As a massage therapist, Barbara (right) uses manual methods, as well as several different tools to work on your trigger points. She uses hot stones, stretching and cupping, along with her regular massage techniques. Several months ago I went to Barbara to have her work on some trigger points and my legs for some fibromyalgia pain I was having. She used the cupping techniques on my neck, back, arms and legs. In an experiment, we decided to have her do just one of my legs. After that appointment, the sharp “ice pick” pains I would have in my legs went away on the leg she did the cupping on! A month later, I went back and had her “fix” my other leg! I receive massage every other week, alternating with acupuncture, to help keep my pain levels low. I find that if I go too long between massages, my pain levels increase.
Our other sponsor for the evening, Dr. Travis Evans from Lakeside Family Cosmetic Dentistry, quite often deals with trigger points when he is working with clients who are having jaw pain. The TMJ (temporomandibular joint, or jaw joint) is the most complicated joint in the body; multiple muscles control the opening and closing of the jaw. Trigger points in this area can cause pain that can actually mimic toothaches, among other things.

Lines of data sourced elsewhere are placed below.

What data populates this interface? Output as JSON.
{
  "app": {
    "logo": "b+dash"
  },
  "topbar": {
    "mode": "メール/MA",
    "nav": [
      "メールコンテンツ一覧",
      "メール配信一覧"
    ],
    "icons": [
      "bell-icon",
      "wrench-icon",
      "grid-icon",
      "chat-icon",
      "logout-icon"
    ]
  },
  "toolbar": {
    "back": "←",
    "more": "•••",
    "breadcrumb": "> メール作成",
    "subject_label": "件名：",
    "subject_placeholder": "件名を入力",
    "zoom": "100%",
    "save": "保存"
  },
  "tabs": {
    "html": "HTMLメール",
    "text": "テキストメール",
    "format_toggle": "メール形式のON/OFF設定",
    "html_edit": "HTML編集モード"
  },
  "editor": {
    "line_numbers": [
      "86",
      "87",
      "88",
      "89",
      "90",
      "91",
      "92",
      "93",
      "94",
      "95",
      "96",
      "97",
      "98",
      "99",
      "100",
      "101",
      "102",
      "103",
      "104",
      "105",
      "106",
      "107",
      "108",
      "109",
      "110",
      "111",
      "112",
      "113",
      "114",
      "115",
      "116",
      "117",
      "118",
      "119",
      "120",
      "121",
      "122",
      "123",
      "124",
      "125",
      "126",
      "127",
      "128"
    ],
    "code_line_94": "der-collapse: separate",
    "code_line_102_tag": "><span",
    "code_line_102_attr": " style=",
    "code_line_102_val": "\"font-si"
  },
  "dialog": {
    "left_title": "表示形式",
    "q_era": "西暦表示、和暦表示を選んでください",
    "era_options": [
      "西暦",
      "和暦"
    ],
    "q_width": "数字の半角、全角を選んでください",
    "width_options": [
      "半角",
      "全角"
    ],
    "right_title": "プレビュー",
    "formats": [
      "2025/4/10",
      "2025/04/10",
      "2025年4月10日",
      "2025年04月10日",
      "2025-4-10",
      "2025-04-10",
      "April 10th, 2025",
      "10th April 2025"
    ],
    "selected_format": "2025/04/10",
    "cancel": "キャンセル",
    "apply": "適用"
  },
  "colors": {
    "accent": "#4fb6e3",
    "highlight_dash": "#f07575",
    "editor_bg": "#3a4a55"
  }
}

If you’re looking for someone to help you with your trigger points, let me know. I have several different people I can refer you to.
Enjoyed the post and got some useful tips from Dr. Josh and Barbara. Will try these exercises out for sure.
Thanks for sharing. 🙂
Thanks for this post on Trigger Points. As a physiotherapist, I see patients who suffer from pain caused by trigger points all the time. I have realized very quickly that some trigger points respond to manual therapies, acupuncture, stretching and others respond but only temporarily. By the following session, these stubborn trigger points come right back. I have noticed that the trigger points that return are often in muscles that are reacting to something else, such as a stiff joint, a joint hyper-mobility or poor alignment of the spine. Once the root problem is resolved, the trigger point too resolves.